Information shown
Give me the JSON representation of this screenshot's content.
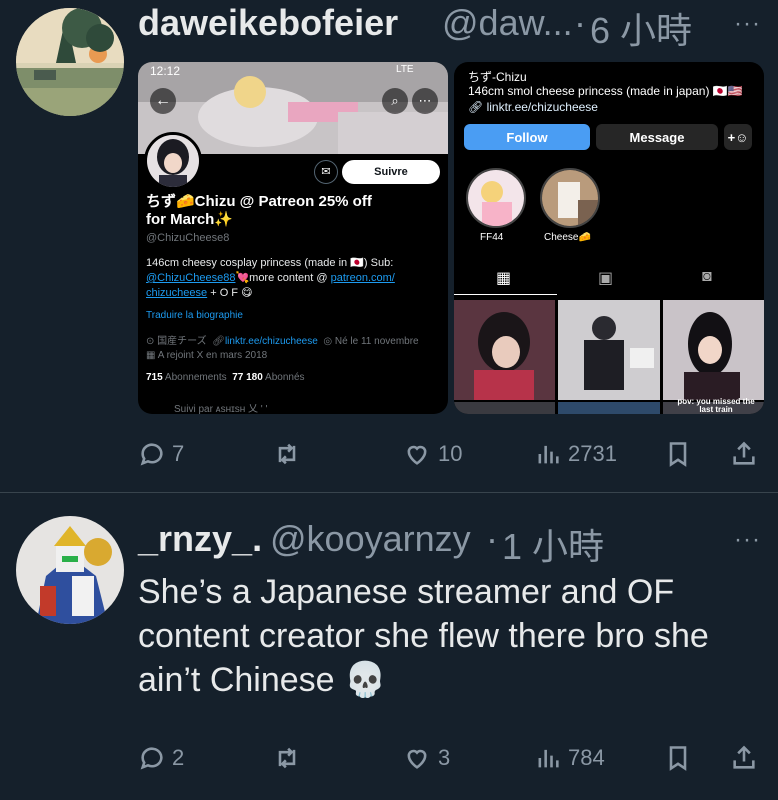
{
  "tweet1": {
    "display_name": "daweikebofeier",
    "handle": "@daw...",
    "sep": "·",
    "time": "6 小時",
    "more": "···",
    "actions": {
      "replies": "7",
      "likes": "10",
      "views": "2731"
    },
    "embed_left": {
      "status_time": "12:12",
      "network": "LTE",
      "follow_label": "Suivre",
      "name_line1": "ちず🧀Chizu @ Patreon 25% off",
      "name_line2": "for March✨",
      "handle": "@ChizuCheese8",
      "bio_line1": "146cm cheesy cosplay princess (made in 🇯🇵) Sub:",
      "bio_line2_link": "@ChizuCheese88",
      "bio_line2_text": "💘more content @",
      "bio_line2_link2": "patreon.com/",
      "bio_line3_link": "chizucheese",
      "bio_line3_text": "+ O F 😋",
      "translate": "Traduire la biographie",
      "location": "国産チーズ",
      "website": "linktr.ee/chizucheese",
      "birthday": "Né le 11 novembre",
      "joined": "A rejoint X en mars 2018",
      "following_count": "715",
      "following_label": "Abonnements",
      "followers_count": "77 180",
      "followers_label": "Abonnés",
      "followed_by": "Suivi par ᴀsʜɪsʜ 乂 ' '"
    },
    "embed_right": {
      "name": "ちず-Chizu",
      "bio": "146cm smol cheese princess (made in japan) 🇯🇵🇺🇸",
      "link": "linktr.ee/chizucheese",
      "follow_btn": "Follow",
      "message_btn": "Message",
      "highlights": [
        "FF44",
        "Cheese🧀"
      ],
      "grid_caption": "pov: you missed the last train"
    }
  },
  "tweet2": {
    "display_name": "_rnzy_.",
    "handle": "@kooyarnzy",
    "sep": "·",
    "time": "1 小時",
    "more": "···",
    "text": "She’s a Japanese streamer and OF content creator she flew there bro she ain’t Chinese 💀",
    "actions": {
      "replies": "2",
      "likes": "3",
      "views": "784"
    }
  },
  "colors": {
    "background": "#15202b",
    "accent": "#1d9bf0",
    "muted": "#8b98a5"
  }
}
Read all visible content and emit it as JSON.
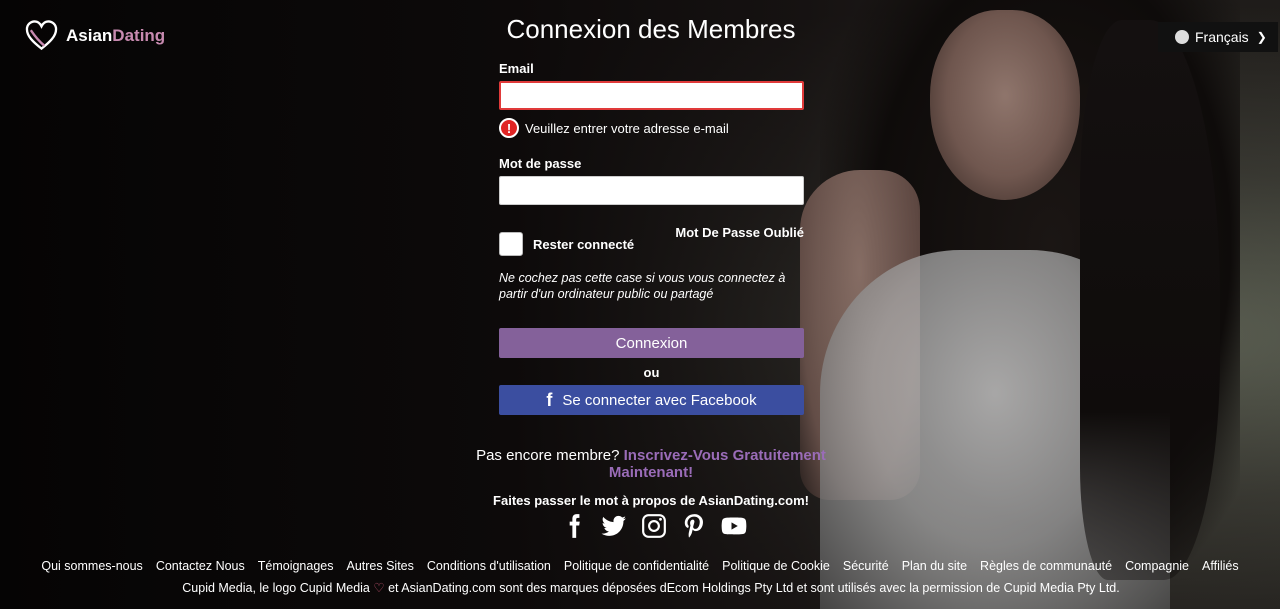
{
  "brand": {
    "name_part1": "Asian",
    "name_part2": "Dating"
  },
  "language": {
    "selected": "Français"
  },
  "login": {
    "title": "Connexion des Membres",
    "email_label": "Email",
    "email_value": "",
    "email_error": "Veuillez entrer votre adresse e-mail",
    "password_label": "Mot de passe",
    "password_value": "",
    "forgot_password": "Mot De Passe Oublié",
    "remember_label": "Rester connecté",
    "remember_note": "Ne cochez pas cette case si vous vous connectez à partir d'un ordinateur public ou partagé",
    "login_button": "Connexion",
    "or_text": "ou",
    "facebook_button": "Se connecter avec Facebook"
  },
  "signup": {
    "prompt": "Pas encore membre?",
    "link": "Inscrivez-Vous Gratuitement Maintenant!"
  },
  "share": {
    "text": "Faites passer le mot à propos de AsianDating.com!",
    "icons": [
      "facebook-icon",
      "twitter-icon",
      "instagram-icon",
      "pinterest-icon",
      "youtube-icon"
    ]
  },
  "footer": {
    "links": [
      "Qui sommes-nous",
      "Contactez Nous",
      "Témoignages",
      "Autres Sites",
      "Conditions d'utilisation",
      "Politique de confidentialité",
      "Politique de Cookie",
      "Sécurité",
      "Plan du site",
      "Règles de communauté",
      "Compagnie",
      "Affiliés"
    ],
    "copyright_part1": "Cupid Media, le logo Cupid Media",
    "copyright_part2": "et AsianDating.com sont des marques déposées dEcom Holdings Pty Ltd et sont utilisés avec la permission de Cupid Media Pty Ltd."
  },
  "colors": {
    "accent": "#84619a",
    "facebook": "#3b4ea0",
    "error": "#e02424",
    "brand_pink": "#c88ab0"
  }
}
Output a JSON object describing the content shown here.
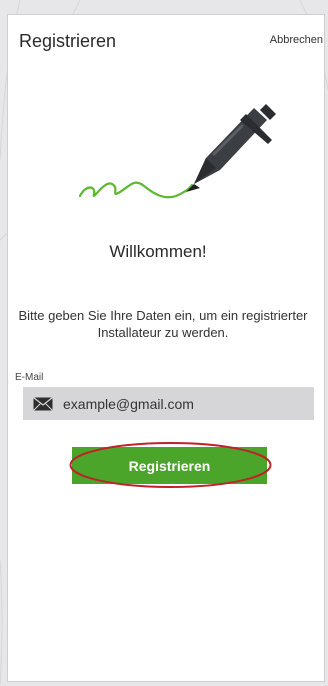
{
  "header": {
    "title": "Registrieren",
    "cancel_label": "Abbrechen"
  },
  "illustration": {
    "icon": "pen-signature-icon"
  },
  "main": {
    "welcome": "Willkommen!",
    "description": "Bitte geben Sie Ihre Daten ein, um ein registrierter Installateur zu werden.",
    "email_label": "E-Mail",
    "email_value": "example@gmail.com",
    "register_label": "Registrieren"
  },
  "colors": {
    "accent": "#4aa52a",
    "highlight": "#c0222a"
  }
}
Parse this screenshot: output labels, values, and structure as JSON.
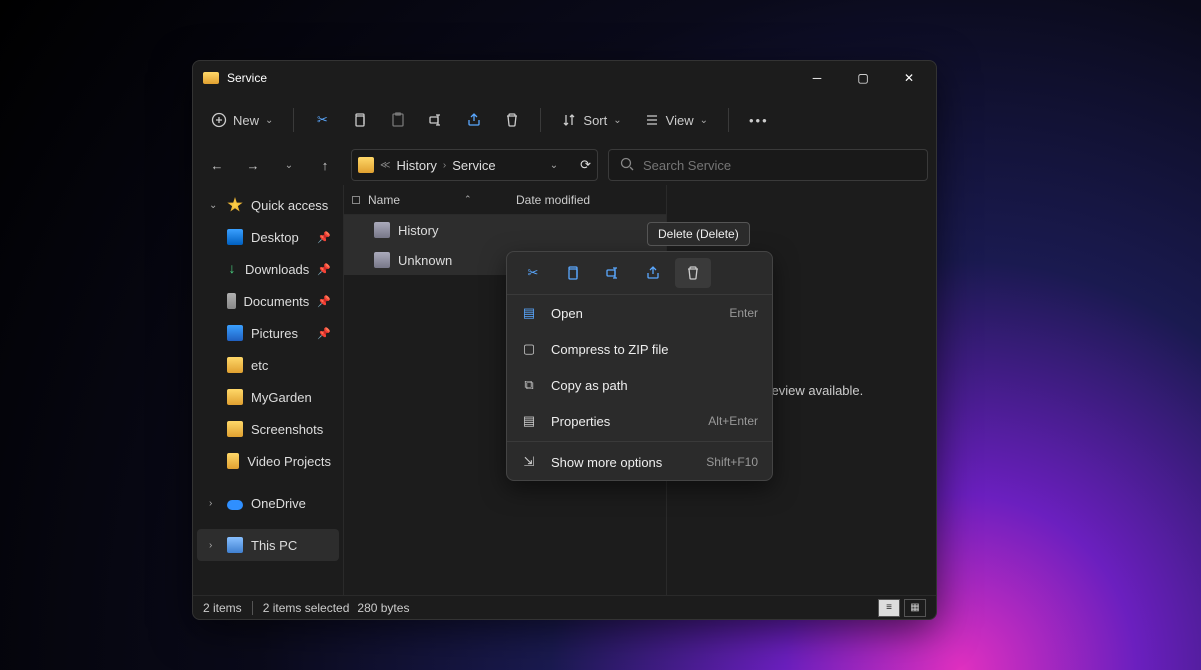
{
  "window": {
    "title": "Service"
  },
  "toolbar": {
    "new": "New",
    "sort": "Sort",
    "view": "View"
  },
  "breadcrumb": {
    "p1": "History",
    "p2": "Service"
  },
  "search": {
    "placeholder": "Search Service"
  },
  "columns": {
    "name": "Name",
    "date": "Date modified"
  },
  "sidebar": {
    "quick": "Quick access",
    "desktop": "Desktop",
    "downloads": "Downloads",
    "documents": "Documents",
    "pictures": "Pictures",
    "etc": "etc",
    "mygarden": "MyGarden",
    "screenshots": "Screenshots",
    "videoproj": "Video Projects",
    "onedrive": "OneDrive",
    "thispc": "This PC"
  },
  "files": {
    "f1": "History",
    "f2": "Unknown"
  },
  "preview": {
    "text": "No preview available."
  },
  "status": {
    "count": "2 items",
    "sel": "2 items selected",
    "size": "280 bytes"
  },
  "tooltip": {
    "text": "Delete (Delete)"
  },
  "ctx": {
    "open": "Open",
    "open_s": "Enter",
    "zip": "Compress to ZIP file",
    "copy": "Copy as path",
    "prop": "Properties",
    "prop_s": "Alt+Enter",
    "more": "Show more options",
    "more_s": "Shift+F10"
  }
}
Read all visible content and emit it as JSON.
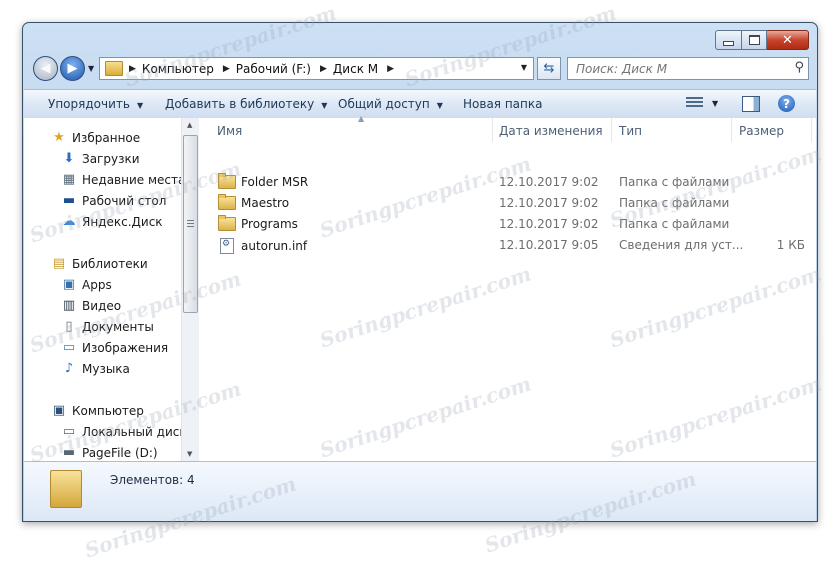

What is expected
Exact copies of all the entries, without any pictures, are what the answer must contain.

Response area
Give me the JSON representation of this screenshot's content.
{
  "tweet1": {
    "display_name": "daweikebofeier",
    "handle": "@daw...",
    "sep": "·",
    "time": "6 小時",
    "more": "···",
    "actions": {
      "replies": "7",
      "likes": "10",
      "views": "2731"
    },
    "embed_left": {
      "status_time": "12:12",
      "network": "LTE",
      "follow_label": "Suivre",
      "name_line1": "ちず🧀Chizu @ Patreon 25% off",
      "name_line2": "for March✨",
      "handle": "@ChizuCheese8",
      "bio_line1": "146cm cheesy cosplay princess (made in 🇯🇵) Sub:",
      "bio_line2_link": "@ChizuCheese88",
      "bio_line2_text": "💘more content @",
      "bio_line2_link2": "patreon.com/",
      "bio_line3_link": "chizucheese",
      "bio_line3_text": "+ O F 😋",
      "translate": "Traduire la biographie",
      "location": "国産チーズ",
      "website": "linktr.ee/chizucheese",
      "birthday": "Né le 11 novembre",
      "joined": "A rejoint X en mars 2018",
      "following_count": "715",
      "following_label": "Abonnements",
      "followers_count": "77 180",
      "followers_label": "Abonnés",
      "followed_by": "Suivi par ᴀsʜɪsʜ 乂 ' '"
    },
    "embed_right": {
      "name": "ちず-Chizu",
      "bio": "146cm smol cheese princess (made in japan) 🇯🇵🇺🇸",
      "link": "linktr.ee/chizucheese",
      "follow_btn": "Follow",
      "message_btn": "Message",
      "highlights": [
        "FF44",
        "Cheese🧀"
      ],
      "grid_caption": "pov: you missed the last train"
    }
  },
  "tweet2": {
    "display_name": "_rnzy_.",
    "handle": "@kooyarnzy",
    "sep": "·",
    "time": "1 小時",
    "more": "···",
    "text": "She’s a Japanese streamer and OF content creator she flew there bro she ain’t Chinese 💀",
    "actions": {
      "replies": "2",
      "likes": "3",
      "views": "784"
    }
  },
  "colors": {
    "background": "#15202b",
    "accent": "#1d9bf0",
    "muted": "#8b98a5"
  }
}
Read all visible content and emit it as JSON.
{
  "brand": {
    "name_part1": "Asian",
    "name_part2": "Dating"
  },
  "language": {
    "selected": "Français"
  },
  "login": {
    "title": "Connexion des Membres",
    "email_label": "Email",
    "email_value": "",
    "email_error": "Veuillez entrer votre adresse e-mail",
    "password_label": "Mot de passe",
    "password_value": "",
    "forgot_password": "Mot De Passe Oublié",
    "remember_label": "Rester connecté",
    "remember_note": "Ne cochez pas cette case si vous vous connectez à partir d'un ordinateur public ou partagé",
    "login_button": "Connexion",
    "or_text": "ou",
    "facebook_button": "Se connecter avec Facebook"
  },
  "signup": {
    "prompt": "Pas encore membre?",
    "link": "Inscrivez-Vous Gratuitement Maintenant!"
  },
  "share": {
    "text": "Faites passer le mot à propos de AsianDating.com!",
    "icons": [
      "facebook-icon",
      "twitter-icon",
      "instagram-icon",
      "pinterest-icon",
      "youtube-icon"
    ]
  },
  "footer": {
    "links": [
      "Qui sommes-nous",
      "Contactez Nous",
      "Témoignages",
      "Autres Sites",
      "Conditions d'utilisation",
      "Politique de confidentialité",
      "Politique de Cookie",
      "Sécurité",
      "Plan du site",
      "Règles de communauté",
      "Compagnie",
      "Affiliés"
    ],
    "copyright_part1": "Cupid Media, le logo Cupid Media",
    "copyright_part2": "et AsianDating.com sont des marques déposées dEcom Holdings Pty Ltd et sont utilisés avec la permission de Cupid Media Pty Ltd."
  },
  "colors": {
    "accent": "#84619a",
    "facebook": "#3b4ea0",
    "error": "#e02424",
    "brand_pink": "#c88ab0"
  }
}
Output a JSON object describing the content shown here.
{
  "header": {
    "title": "Registrieren",
    "cancel_label": "Abbrechen"
  },
  "illustration": {
    "icon": "pen-signature-icon"
  },
  "main": {
    "welcome": "Willkommen!",
    "description": "Bitte geben Sie Ihre Daten ein, um ein registrierter Installateur zu werden.",
    "email_label": "E-Mail",
    "email_value": "example@gmail.com",
    "register_label": "Registrieren"
  },
  "colors": {
    "accent": "#4aa52a",
    "highlight": "#c0222a"
  }
}
Parse this screenshot: output labels, values, and structure as JSON.
{
  "window": {
    "title": "Service"
  },
  "toolbar": {
    "new": "New",
    "sort": "Sort",
    "view": "View"
  },
  "breadcrumb": {
    "p1": "History",
    "p2": "Service"
  },
  "search": {
    "placeholder": "Search Service"
  },
  "columns": {
    "name": "Name",
    "date": "Date modified"
  },
  "sidebar": {
    "quick": "Quick access",
    "desktop": "Desktop",
    "downloads": "Downloads",
    "documents": "Documents",
    "pictures": "Pictures",
    "etc": "etc",
    "mygarden": "MyGarden",
    "screenshots": "Screenshots",
    "videoproj": "Video Projects",
    "onedrive": "OneDrive",
    "thispc": "This PC"
  },
  "files": {
    "f1": "History",
    "f2": "Unknown"
  },
  "preview": {
    "text": "No preview available."
  },
  "status": {
    "count": "2 items",
    "sel": "2 items selected",
    "size": "280 bytes"
  },
  "tooltip": {
    "text": "Delete (Delete)"
  },
  "ctx": {
    "open": "Open",
    "open_s": "Enter",
    "zip": "Compress to ZIP file",
    "copy": "Copy as path",
    "prop": "Properties",
    "prop_s": "Alt+Enter",
    "more": "Show more options",
    "more_s": "Shift+F10"
  }
}
Read all visible content and emit it as JSON.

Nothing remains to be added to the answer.